- p. 2
- Research reveal that managers achieving better performance (i.e., greater productivity, higher earnings, lower costs, etc. ) differ in leadership principles and practices from those achieving poorer performance.
- p. 3
- [It remains to be seen whether the newer management theories, based as they are on research in industrial concerns, will be] equally applicable to other kinds of organized human activity, such as schools, voluntary organizations, unions, hospitals, governmental agencies, scientific and professional organizations, and the like.
- p. 4; as cited in: James G. March. Handbook of Organizations (RLE: Organizations). 2013. p. 817
- How best to organize the efforts of individuals to achieve desired objectives has long been one of the world's most important, difficult, and controversial problems.

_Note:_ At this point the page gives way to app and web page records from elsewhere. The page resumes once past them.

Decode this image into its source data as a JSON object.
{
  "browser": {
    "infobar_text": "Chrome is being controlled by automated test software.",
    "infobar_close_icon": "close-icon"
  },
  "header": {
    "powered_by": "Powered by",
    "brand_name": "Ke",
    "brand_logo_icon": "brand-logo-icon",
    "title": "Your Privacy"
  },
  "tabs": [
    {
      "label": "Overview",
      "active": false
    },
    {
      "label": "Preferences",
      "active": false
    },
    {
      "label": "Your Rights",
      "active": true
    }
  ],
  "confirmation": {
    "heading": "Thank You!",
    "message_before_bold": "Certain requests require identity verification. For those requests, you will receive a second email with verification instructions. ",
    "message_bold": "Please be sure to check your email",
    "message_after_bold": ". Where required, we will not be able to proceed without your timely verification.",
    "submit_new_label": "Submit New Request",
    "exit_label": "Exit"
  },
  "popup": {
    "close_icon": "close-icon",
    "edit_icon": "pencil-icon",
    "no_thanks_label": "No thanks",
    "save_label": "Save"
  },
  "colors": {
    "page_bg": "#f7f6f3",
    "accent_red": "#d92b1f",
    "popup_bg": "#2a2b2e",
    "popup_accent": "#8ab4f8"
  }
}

- p. 5
- As tasks become more varied and require greater training and skill, the relationship (between job attitudes and performance) appears to change progressively from the negative to positive.

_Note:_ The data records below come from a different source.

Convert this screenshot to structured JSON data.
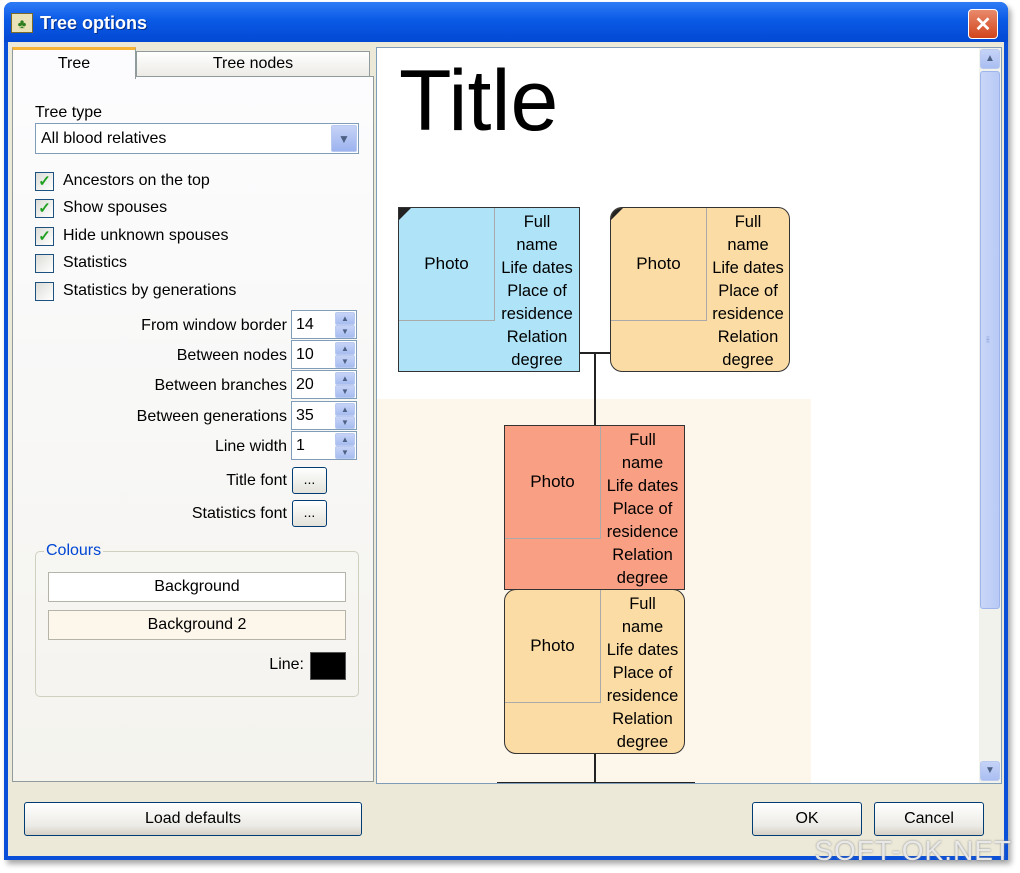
{
  "window": {
    "title": "Tree options",
    "close_label": "✕"
  },
  "tabs": [
    {
      "label": "Tree"
    },
    {
      "label": "Tree nodes"
    }
  ],
  "tree_type": {
    "label": "Tree type",
    "value": "All blood relatives"
  },
  "checkboxes": [
    {
      "label": "Ancestors on the top",
      "checked": true
    },
    {
      "label": "Show spouses",
      "checked": true
    },
    {
      "label": "Hide unknown spouses",
      "checked": true
    },
    {
      "label": "Statistics",
      "checked": false
    },
    {
      "label": "Statistics by generations",
      "checked": false
    }
  ],
  "spinners": [
    {
      "label": "From window border",
      "value": "14"
    },
    {
      "label": "Between nodes",
      "value": "10"
    },
    {
      "label": "Between branches",
      "value": "20"
    },
    {
      "label": "Between generations",
      "value": "35"
    },
    {
      "label": "Line width",
      "value": "1"
    }
  ],
  "fonts": {
    "title_font_label": "Title font",
    "statistics_font_label": "Statistics font",
    "ellipsis": "..."
  },
  "colours": {
    "group_label": "Colours",
    "background_label": "Background",
    "background2_label": "Background 2",
    "line_label": "Line:",
    "background_color": "#ffffff",
    "background2_color": "#fdf6ea",
    "line_color": "#000000"
  },
  "preview": {
    "title": "Title",
    "node": {
      "photo": "Photo",
      "lines": [
        "Full",
        "name",
        "Life dates",
        "Place of",
        "residence",
        "Relation",
        "degree"
      ]
    },
    "node_colors": {
      "blue": "#aee3f8",
      "peach": "#fbdca5",
      "salmon": "#f99f83"
    }
  },
  "buttons": {
    "load_defaults": "Load defaults",
    "ok": "OK",
    "cancel": "Cancel"
  },
  "watermark": "SOFT-OK.NET"
}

- p. 16
- The leadership and other processes of the organization must be such as to ensure a maximum probability that in all interactions and all interactions and all relationships with the organization each member will, in the light of his background, values, and expectations, view the experience as supportive and one which builds and maintains his sense of personal worth and importance.
- p. 103
- [Each person] is a member of one or more functioning workgroups that have a high degree of group loyalty, effective skills of interaction and high performance goals.
- p. 104
- The superior in one group is a subordinate in the next group, and so on through the organization.
- p. 105.
- To be effective in leading his own work group, a superior must be able to influence his own boss, that is he needs to be skilled both as a superior and as a subordinate.
- p. 144
- All component parts of any system of management must be consistent with each of the other parts and reflect the system's basic philosophy.
- p. 222
- A variety of studies in widely different fields show that supervisors who are getting the best production, the best motivation, and the highest levels of worker satisfaction are employee-centred appreciably more often than production-centred.
- p. 342
The Human Organization, 1967Edit
Rensis Likert (1967), The Human Organization.
- The preceding analysis shows that a manager who has high performance goals and excellent job organization but who relies solely on economic needs and direct pressure to motivate his men is very likely to be to be disappointed by their achievements. The noneconomic motives must be used fully, along with the economic needs, to create high performance goals and establish the level of motivational forces which yield high productivity. Since the principle of supportive relationships and group methods of supervision enable a manager to make effective use of the noneconomic motives, some valuable insights can be obtained by examining how these managerial principles appear to affect the motivations, satisfactions, and behavior of the members of an enterprise. A substantial body of research findings demonstrates that the greater the loyalty of the members of a group toward the group, the greater is the motivation among the members to achieve the goals of the group, and the greater is the probability that the group will achieve its goals.
- p. 64: About "Building Peer-group Loyalty"
- The management system of an organization must have compatible component parts if it is to function effectively. This conclusion has a very important implication; experiments in organizations must involve internally consistent changes. The traditional atomistic research design is not appropriate for experiments involving organizational theory or management systems. Every aspect of a management system is related to every other part and interacts with it.
The results obtained by altering a single variable or procedure while keeping all others the same usually will yield quite different results from those obtained when that variable is changed along with simultaneous and compatible changes in all other aspects of the management system. The true influence of altering one aspect of the system cannot be determined by varying it and it alone... In experiments involving organizational theory and management systems, therefore, a systems approach must be used. The organic integrity of each system must be maintained while experimental variations are being made.
- p. 123